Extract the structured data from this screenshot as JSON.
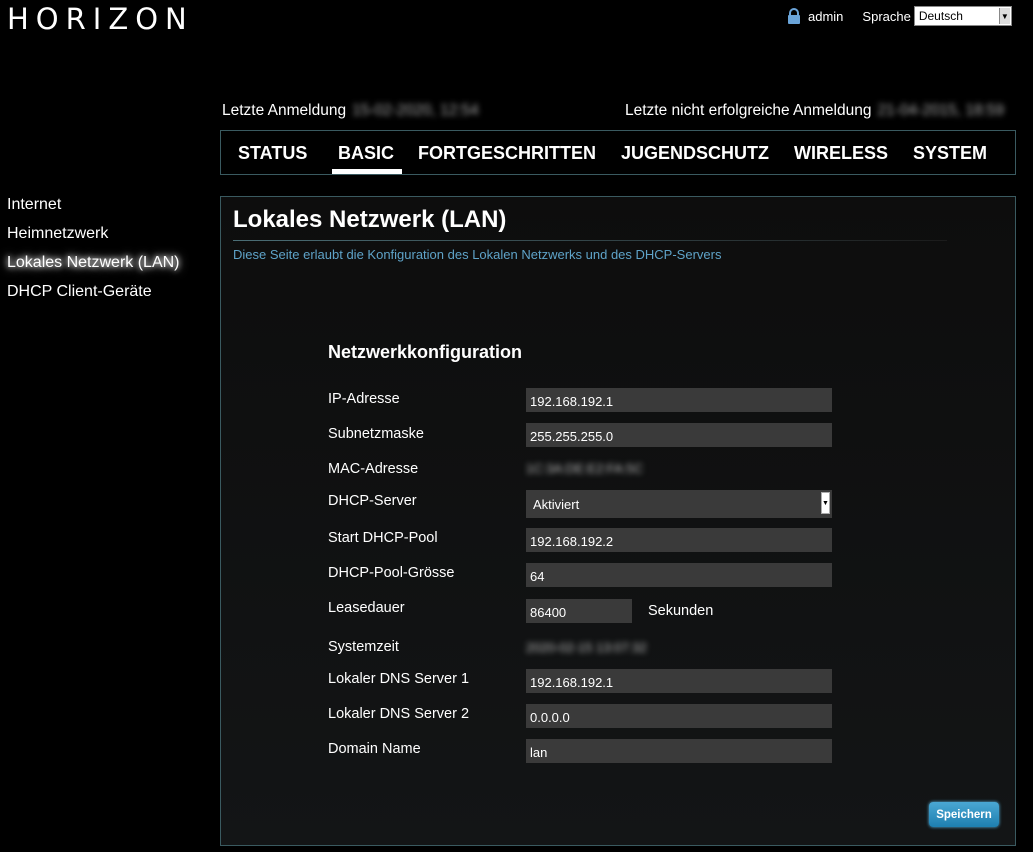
{
  "header": {
    "logo": "HORIZON",
    "user": "admin",
    "language_label": "Sprache",
    "language_value": "Deutsch"
  },
  "login": {
    "last_login_label": "Letzte Anmeldung",
    "last_login_value": "15-02-2020, 12:54",
    "last_failed_label": "Letzte nicht erfolgreiche Anmeldung",
    "last_failed_value": "21-04-2015, 18:59"
  },
  "nav": {
    "tabs": [
      {
        "label": "STATUS"
      },
      {
        "label": "BASIC"
      },
      {
        "label": "FORTGESCHRITTEN"
      },
      {
        "label": "JUGENDSCHUTZ"
      },
      {
        "label": "WIRELESS"
      },
      {
        "label": "SYSTEM"
      }
    ],
    "active": "BASIC"
  },
  "sidebar": {
    "items": [
      {
        "label": "Internet"
      },
      {
        "label": "Heimnetzwerk"
      },
      {
        "label": "Lokales Netzwerk (LAN)"
      },
      {
        "label": "DHCP Client-Geräte"
      }
    ],
    "active": "Lokales Netzwerk (LAN)"
  },
  "page": {
    "title": "Lokales Netzwerk (LAN)",
    "description": "Diese Seite erlaubt die Konfiguration des Lokalen Netzwerks und des DHCP-Servers"
  },
  "form": {
    "section_title": "Netzwerkkonfiguration",
    "ip_label": "IP-Adresse",
    "ip_value": "192.168.192.1",
    "subnet_label": "Subnetzmaske",
    "subnet_value": "255.255.255.0",
    "mac_label": "MAC-Adresse",
    "mac_value": "1C:3A:DE:E2:FA:5C",
    "dhcp_label": "DHCP-Server",
    "dhcp_value": "Aktiviert",
    "start_pool_label": "Start DHCP-Pool",
    "start_pool_value": "192.168.192.2",
    "pool_size_label": "DHCP-Pool-Grösse",
    "pool_size_value": "64",
    "lease_label": "Leasedauer",
    "lease_value": "86400",
    "lease_unit": "Sekunden",
    "systime_label": "Systemzeit",
    "systime_value": "2020-02-15 13:07:32",
    "dns1_label": "Lokaler DNS Server 1",
    "dns1_value": "192.168.192.1",
    "dns2_label": "Lokaler DNS Server 2",
    "dns2_value": "0.0.0.0",
    "domain_label": "Domain Name",
    "domain_value": "lan",
    "save_label": "Speichern"
  }
}
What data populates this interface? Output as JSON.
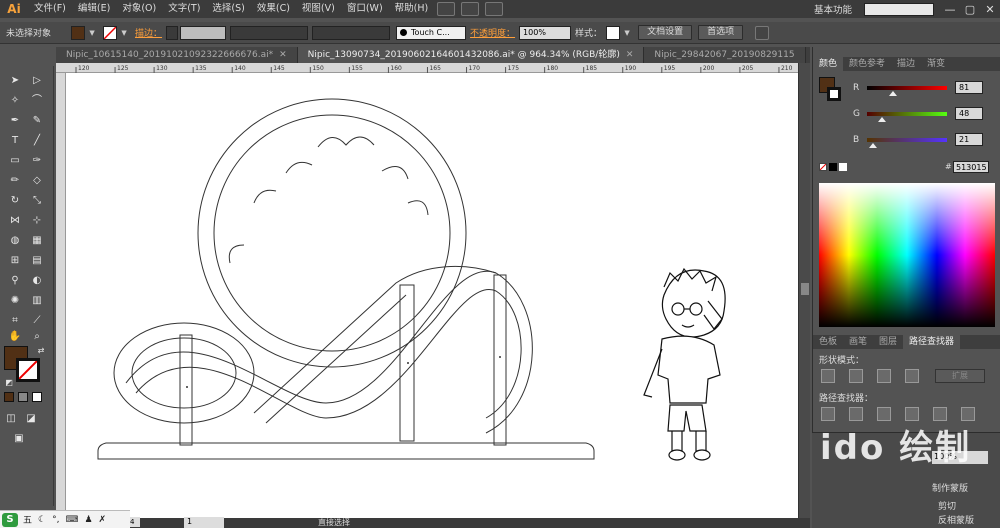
{
  "app": {
    "logo": "Ai",
    "menu": [
      "文件(F)",
      "编辑(E)",
      "对象(O)",
      "文字(T)",
      "选择(S)",
      "效果(C)",
      "视图(V)",
      "窗口(W)",
      "帮助(H)"
    ],
    "workspace": "基本功能",
    "search_placeholder": "",
    "window_controls": [
      "—",
      "▢",
      "✕"
    ]
  },
  "control_bar": {
    "selection_label": "未选择对象",
    "stroke_label": "描边：",
    "brush_name": "Touch C...",
    "opacity_label": "不透明度：",
    "opacity_value": "100%",
    "style_label": "样式：",
    "doc_setup_button": "文档设置",
    "preferences_button": "首选项",
    "fill_color": "#513015"
  },
  "tabs": [
    {
      "label": "Nipic_10615140_20191021092322666676.ai*",
      "active": false
    },
    {
      "label": "Nipic_13090734_20190602164601432086.ai* @ 964.34% (RGB/轮廓)",
      "active": true
    },
    {
      "label": "Nipic_29842067_20190829115",
      "active": false
    }
  ],
  "ruler": {
    "ticks": [
      "120",
      "125",
      "130",
      "135",
      "140",
      "145",
      "150",
      "155",
      "160",
      "165",
      "170",
      "175",
      "180",
      "185",
      "190",
      "195",
      "200",
      "205",
      "210"
    ]
  },
  "color_panel": {
    "tabs": [
      "颜色",
      "颜色参考",
      "描边",
      "渐变"
    ],
    "active_tab": "颜色",
    "channels": [
      {
        "name": "R",
        "value": "81",
        "fraction": 0.32
      },
      {
        "name": "G",
        "value": "48",
        "fraction": 0.19
      },
      {
        "name": "B",
        "value": "21",
        "fraction": 0.08
      }
    ],
    "hex": "513015",
    "hex_prefix": "#",
    "swatch_color": "#513015"
  },
  "pathfinder_panel": {
    "tabs": [
      "色板",
      "画笔",
      "图层",
      "路径查找器"
    ],
    "active_tab": "路径查找器",
    "shape_modes_label": "形状模式：",
    "pathfinders_label": "路径查找器：",
    "expand_button": "扩展"
  },
  "lower_panel": {
    "opacity_value": "100%",
    "make_mask": "制作蒙版",
    "clip": "剪切",
    "invert_mask": "反相蒙版"
  },
  "watermark": "ido 绘制",
  "status": {
    "zoom": "4",
    "page": "1",
    "tool_text": "直接选择"
  },
  "taskbar": {
    "logo": "S",
    "input": "五"
  }
}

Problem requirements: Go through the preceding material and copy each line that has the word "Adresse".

Solution to this exercise:
    "ip_label": "IP-Adresse",
    "mac_label": "MAC-Adresse",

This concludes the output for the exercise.